_TASK GOAL:_ Look through the data below and return each line where "Percentage" appears.

_GIVEN INFORMATION:_
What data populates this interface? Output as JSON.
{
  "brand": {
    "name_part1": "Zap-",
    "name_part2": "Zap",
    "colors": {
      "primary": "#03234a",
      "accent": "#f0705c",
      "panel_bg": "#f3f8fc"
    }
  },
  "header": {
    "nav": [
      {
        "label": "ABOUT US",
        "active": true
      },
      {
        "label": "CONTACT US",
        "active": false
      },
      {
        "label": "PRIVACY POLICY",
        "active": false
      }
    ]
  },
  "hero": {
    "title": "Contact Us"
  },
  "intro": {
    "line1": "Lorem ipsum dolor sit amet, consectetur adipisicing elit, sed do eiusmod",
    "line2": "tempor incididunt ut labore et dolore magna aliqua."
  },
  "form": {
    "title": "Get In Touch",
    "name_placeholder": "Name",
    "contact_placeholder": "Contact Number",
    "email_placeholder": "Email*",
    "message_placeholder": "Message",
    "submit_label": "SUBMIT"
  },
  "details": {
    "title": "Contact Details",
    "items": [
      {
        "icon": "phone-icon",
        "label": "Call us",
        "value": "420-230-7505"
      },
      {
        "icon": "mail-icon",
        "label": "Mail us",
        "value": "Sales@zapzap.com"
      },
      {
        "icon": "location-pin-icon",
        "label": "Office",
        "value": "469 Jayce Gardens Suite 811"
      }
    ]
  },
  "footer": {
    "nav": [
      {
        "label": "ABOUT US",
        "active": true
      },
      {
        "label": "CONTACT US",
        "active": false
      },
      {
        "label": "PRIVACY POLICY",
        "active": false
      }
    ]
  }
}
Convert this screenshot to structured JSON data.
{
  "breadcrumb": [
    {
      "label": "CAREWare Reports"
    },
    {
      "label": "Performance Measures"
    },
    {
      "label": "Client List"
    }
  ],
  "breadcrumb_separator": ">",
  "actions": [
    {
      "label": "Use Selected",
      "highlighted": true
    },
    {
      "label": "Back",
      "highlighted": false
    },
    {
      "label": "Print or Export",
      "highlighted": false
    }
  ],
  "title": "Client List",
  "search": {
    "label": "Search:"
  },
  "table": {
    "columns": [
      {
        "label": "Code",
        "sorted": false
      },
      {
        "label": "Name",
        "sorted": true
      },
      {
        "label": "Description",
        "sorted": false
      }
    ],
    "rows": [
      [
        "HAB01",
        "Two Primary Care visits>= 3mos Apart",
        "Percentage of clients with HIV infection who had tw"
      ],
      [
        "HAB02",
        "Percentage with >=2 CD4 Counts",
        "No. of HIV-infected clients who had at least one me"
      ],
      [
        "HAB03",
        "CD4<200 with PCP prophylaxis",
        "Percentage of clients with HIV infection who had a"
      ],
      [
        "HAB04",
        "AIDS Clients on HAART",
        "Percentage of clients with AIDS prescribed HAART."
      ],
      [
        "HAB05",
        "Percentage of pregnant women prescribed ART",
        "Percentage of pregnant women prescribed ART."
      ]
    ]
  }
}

_SOLUTION:_
        "Percentage of clients with HIV infection who had tw"
        "Percentage with >=2 CD4 Counts",
        "Percentage of clients with HIV infection who had a"
        "Percentage of clients with AIDS prescribed HAART."
        "Percentage of pregnant women prescribed ART",
        "Percentage of pregnant women prescribed ART."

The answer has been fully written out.